Leveraging the power of the network
Adopting this approach – building a decentralized network of collaboration that spans expertise from around the globe – to drive the project forward was, says Fadi, a function of Whiteshield’s understanding of the power of the network.
The company has historically understood the value of leveraging diverse expertise and optimising its work through open collaboration.
“From our inception on the campus of Harvard University with our OECD partners through to today, Whiteshield has always deployed the network approach, bringing in its people from the worlds of academia, consultancy and developmental organisations, and trusting those people. And it’s an approach that we have deployed successfully with our clients – with the governments that we work with: working as a network with their airports, the ports, the schools as well as their civil servants, to drive innovation together, equally.”
For Merthe, the willingness of the governments that Whiteshield works with to embrace the network dynamic and to be open to working with collaborative technologies is a cause for “great optimism.”
“Coming out of Covid and seeing this kind of openness to trust and willingness to use Blockchain and cryptocurrencies within the public sector is great.
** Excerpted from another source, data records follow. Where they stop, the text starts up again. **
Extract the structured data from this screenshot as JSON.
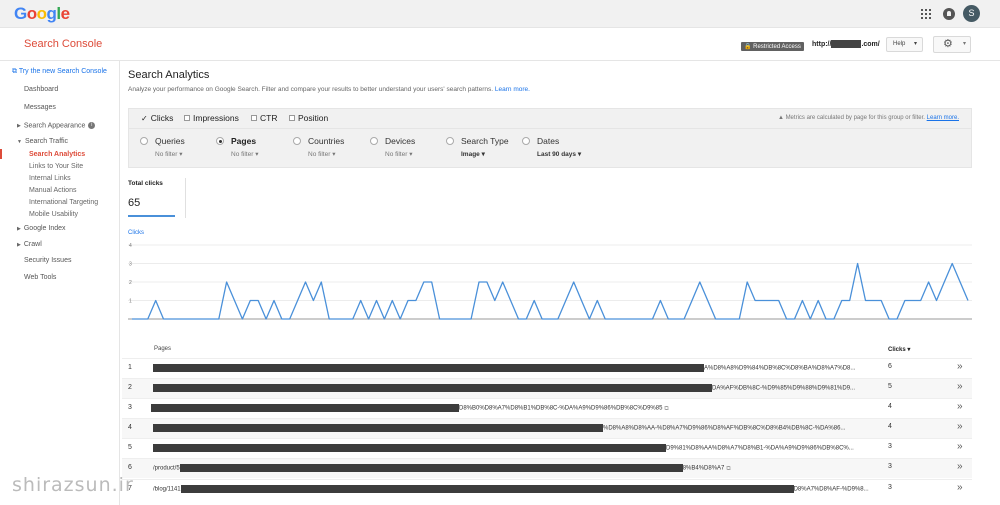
{
  "google_bar": {
    "logo": [
      "G",
      "o",
      "o",
      "g",
      "l",
      "e"
    ],
    "avatar_letter": "S"
  },
  "console_header": {
    "title": "Search Console",
    "restricted_badge": "Restricted Access",
    "site_prefix": "http://",
    "site_suffix": ".com/",
    "help_label": "Help"
  },
  "sidebar": {
    "try_new": "Try the new Search Console",
    "dashboard": "Dashboard",
    "messages": "Messages",
    "search_appearance": "Search Appearance",
    "search_traffic": "Search Traffic",
    "search_analytics": "Search Analytics",
    "links_to_site": "Links to Your Site",
    "internal_links": "Internal Links",
    "manual_actions": "Manual Actions",
    "international_targeting": "International Targeting",
    "mobile_usability": "Mobile Usability",
    "google_index": "Google Index",
    "crawl": "Crawl",
    "security_issues": "Security Issues",
    "web_tools": "Web Tools"
  },
  "main": {
    "title": "Search Analytics",
    "description": "Analyze your performance on Google Search. Filter and compare your results to better understand your users' search patterns.",
    "learn_more": "Learn more."
  },
  "metrics": {
    "clicks": "Clicks",
    "impressions": "Impressions",
    "ctr": "CTR",
    "position": "Position",
    "note": "Metrics are calculated by page for this group or filter.",
    "note_link": "Learn more."
  },
  "filters": {
    "queries": {
      "label": "Queries",
      "value": "No filter"
    },
    "pages": {
      "label": "Pages",
      "value": "No filter"
    },
    "countries": {
      "label": "Countries",
      "value": "No filter"
    },
    "devices": {
      "label": "Devices",
      "value": "No filter"
    },
    "search_type": {
      "label": "Search Type",
      "value": "Image"
    },
    "dates": {
      "label": "Dates",
      "value": "Last 90 days"
    }
  },
  "total": {
    "label": "Total clicks",
    "value": "65"
  },
  "chart_data": {
    "type": "line",
    "ylabel": "Clicks",
    "ylim": [
      0,
      4
    ],
    "y_ticks": [
      "1",
      "2",
      "3",
      "4"
    ],
    "grid": true,
    "color": "#4a90d9",
    "values": [
      0,
      0,
      0,
      1,
      0,
      0,
      0,
      0,
      0,
      0,
      0,
      0,
      2,
      1,
      0,
      1,
      1,
      0,
      1,
      0,
      0,
      1,
      2,
      1,
      2,
      0,
      0,
      0,
      0,
      1,
      0,
      1,
      0,
      1,
      0,
      1,
      1,
      2,
      2,
      0,
      0,
      0,
      0,
      0,
      2,
      2,
      1,
      2,
      1,
      0,
      0,
      1,
      0,
      0,
      0,
      1,
      2,
      1,
      0,
      1,
      0,
      0,
      0,
      0,
      0,
      0,
      0,
      1,
      0,
      0,
      0,
      1,
      2,
      1,
      0,
      0,
      0,
      0,
      2,
      1,
      1,
      1,
      1,
      0,
      0,
      1,
      0,
      1,
      0,
      0,
      1,
      1,
      3,
      1,
      1,
      1,
      0,
      0,
      1,
      1,
      1,
      2,
      1,
      2,
      3,
      2,
      1
    ]
  },
  "table": {
    "col_pages": "Pages",
    "col_clicks": "Clicks ▾",
    "rows": [
      {
        "num": "1",
        "prefix": "",
        "suffix": "A%D8%A8%D9%84%DB%8C%D8%BA%D8%A7%D8...",
        "clicks": "6",
        "ext": false
      },
      {
        "num": "2",
        "prefix": "",
        "suffix": "DA%AF%DB%8C-%D9%85%D9%88%D9%81%D9...",
        "clicks": "5",
        "ext": false
      },
      {
        "num": "3",
        "prefix": "",
        "suffix": "D8%B0%D8%A7%D8%B1%DB%8C-%DA%A9%D9%86%DB%8C%D9%85",
        "clicks": "4",
        "ext": true
      },
      {
        "num": "4",
        "prefix": "",
        "suffix": "%D8%A8%D8%AA-%D8%A7%D9%86%D8%AF%DB%8C%D8%B4%DB%8C-%DA%86...",
        "clicks": "4",
        "ext": false
      },
      {
        "num": "5",
        "prefix": "",
        "suffix": "D9%81%D8%AA%D8%A7%D8%B1-%DA%A9%D9%86%DB%8C%...",
        "clicks": "3",
        "ext": false
      },
      {
        "num": "6",
        "prefix": "/product/5",
        "suffix": "8%B4%D8%A7",
        "clicks": "3",
        "ext": true
      },
      {
        "num": "7",
        "prefix": "/blog/1141",
        "suffix": "D8%A7%D8%AF-%D9%8...",
        "clicks": "3",
        "ext": false
      }
    ]
  },
  "watermark": "shirazsun.ir"
}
It’s encouraging to see innovation being embraced by players who are not just in the private sector.”
Time to rethink the fundamentals in the Age of Data
But there is still a long way to go, cautions Fadi. The prevailing paradigms of governments are essentially still sovereign. Things like GDP, balance of payments and so on are performance metrics that are not adapted to a network approach, he notes; one that transcends borders and nationalism. To enact a true network approach, you have to go down to the level of the individual organisation and the citizen. And that’s a metric still to be invented.
“We are currently working on a publication that aims to rewire the whole foundation of public policy and that advocates the use of new metrics – metrics that make more sense in the age of data and that are not tied to the age of capital, land and labour.”
The crisis is an opportunity to rethink the fundamentals, says Fadi. It’s a chance to update our understanding of the value of open collaboration and to build trust and resilience into policy and processes, trade and governance; to assert the primary importance of the quantum and not the sovereign – the individual citizen or organisation – in an era that is defined by digital disruption and innovation.
What might undermine our effort to realise this opportunity, he warns, is us. The age-old game of competition versus collaboration, and the urge for influence and unilateral gain, and the short-term time horizons that still dominate the thinking of companies, institutions and organisations – these are among the greatest challenges that we continue to face, and that continue to set us up for failure as he defines it.
“We have an amazing opportunity ahead of us to shift from sovereign systems to systems of collaboration. We can make the shift from currencies to cryptocurrencies; from the old metrics that we use to measures performance – labour, education, health – to a more holistic approach that looks at the whole country. We can afford to be much more fluid in terms of technology integration in the way that we work and the way that large organisations collaborate with more agile operators. There are many opportunities ahead of us to look at the crisis, learn from it and enact a reset in our thinking, our systems and processes. It’s up to us.”